◆ **SUPPLIED MATERIAL**

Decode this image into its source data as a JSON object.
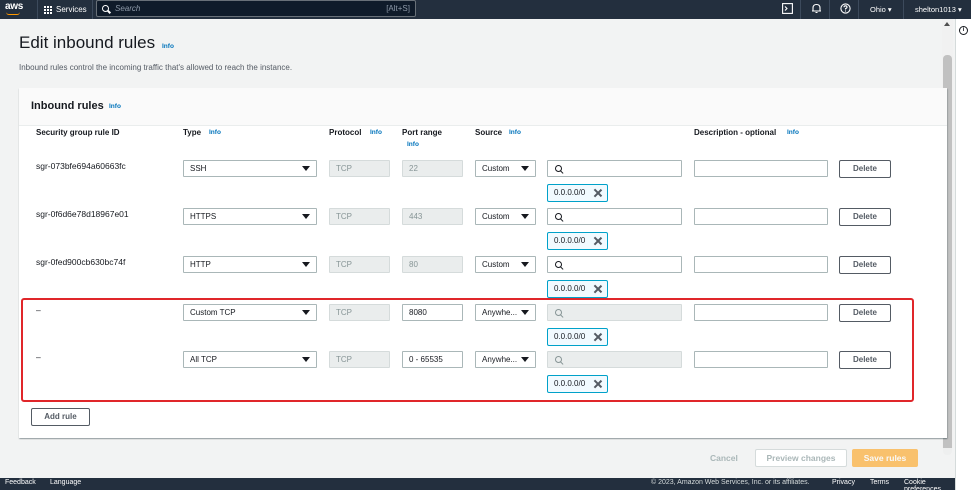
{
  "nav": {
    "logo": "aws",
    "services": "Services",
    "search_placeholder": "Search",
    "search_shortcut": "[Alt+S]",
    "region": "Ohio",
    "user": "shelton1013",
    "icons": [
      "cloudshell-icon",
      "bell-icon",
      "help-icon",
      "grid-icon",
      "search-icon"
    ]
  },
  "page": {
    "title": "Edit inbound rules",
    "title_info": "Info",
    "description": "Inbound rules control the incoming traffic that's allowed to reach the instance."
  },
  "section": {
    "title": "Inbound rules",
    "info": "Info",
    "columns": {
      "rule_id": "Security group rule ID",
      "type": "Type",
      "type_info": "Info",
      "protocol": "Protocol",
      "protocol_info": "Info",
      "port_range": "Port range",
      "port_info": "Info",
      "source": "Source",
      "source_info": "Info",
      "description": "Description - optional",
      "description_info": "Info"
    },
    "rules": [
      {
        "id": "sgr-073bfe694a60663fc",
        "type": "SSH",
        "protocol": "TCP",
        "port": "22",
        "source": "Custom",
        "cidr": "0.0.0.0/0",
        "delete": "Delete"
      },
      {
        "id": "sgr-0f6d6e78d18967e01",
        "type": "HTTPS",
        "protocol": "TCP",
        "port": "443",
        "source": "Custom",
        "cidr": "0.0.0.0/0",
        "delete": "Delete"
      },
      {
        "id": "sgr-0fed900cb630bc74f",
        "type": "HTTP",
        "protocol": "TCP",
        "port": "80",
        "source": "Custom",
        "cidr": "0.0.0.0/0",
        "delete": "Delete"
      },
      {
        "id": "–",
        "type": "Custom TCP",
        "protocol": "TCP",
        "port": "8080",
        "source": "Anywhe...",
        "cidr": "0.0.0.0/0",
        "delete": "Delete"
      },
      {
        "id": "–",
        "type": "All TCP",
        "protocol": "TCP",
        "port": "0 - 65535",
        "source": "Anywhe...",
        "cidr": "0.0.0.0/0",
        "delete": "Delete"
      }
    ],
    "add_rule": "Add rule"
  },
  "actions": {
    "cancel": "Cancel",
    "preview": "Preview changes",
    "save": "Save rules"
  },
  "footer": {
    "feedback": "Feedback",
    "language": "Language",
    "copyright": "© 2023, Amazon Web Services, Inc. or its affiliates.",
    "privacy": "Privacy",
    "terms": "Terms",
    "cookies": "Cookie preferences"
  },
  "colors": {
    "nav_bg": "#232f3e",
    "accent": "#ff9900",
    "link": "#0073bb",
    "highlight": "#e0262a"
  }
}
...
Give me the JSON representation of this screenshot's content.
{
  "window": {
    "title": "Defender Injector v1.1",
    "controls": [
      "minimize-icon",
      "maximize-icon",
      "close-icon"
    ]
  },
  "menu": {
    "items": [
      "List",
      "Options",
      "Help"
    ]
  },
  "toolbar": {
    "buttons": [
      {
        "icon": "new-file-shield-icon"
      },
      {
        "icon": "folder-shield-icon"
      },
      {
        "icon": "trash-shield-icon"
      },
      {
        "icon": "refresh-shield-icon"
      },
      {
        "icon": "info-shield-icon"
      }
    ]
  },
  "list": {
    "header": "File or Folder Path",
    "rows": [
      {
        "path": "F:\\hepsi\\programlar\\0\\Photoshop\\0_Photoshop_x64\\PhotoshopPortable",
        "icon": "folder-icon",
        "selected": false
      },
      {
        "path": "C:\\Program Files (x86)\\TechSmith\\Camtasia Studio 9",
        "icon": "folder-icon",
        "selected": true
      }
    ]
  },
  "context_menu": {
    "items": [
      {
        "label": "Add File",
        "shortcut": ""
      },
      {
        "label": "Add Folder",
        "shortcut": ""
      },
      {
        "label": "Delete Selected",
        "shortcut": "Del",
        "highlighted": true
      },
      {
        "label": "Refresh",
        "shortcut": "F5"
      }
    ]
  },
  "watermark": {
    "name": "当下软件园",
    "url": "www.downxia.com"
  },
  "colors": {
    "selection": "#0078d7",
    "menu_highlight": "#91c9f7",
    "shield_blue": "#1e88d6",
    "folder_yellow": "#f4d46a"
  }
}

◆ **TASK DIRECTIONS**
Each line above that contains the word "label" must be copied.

◆ **ANSWER BOX**
        "label": "Add File",
        "label": "Add Folder",
        "label": "Delete Selected",
        "label": "Refresh",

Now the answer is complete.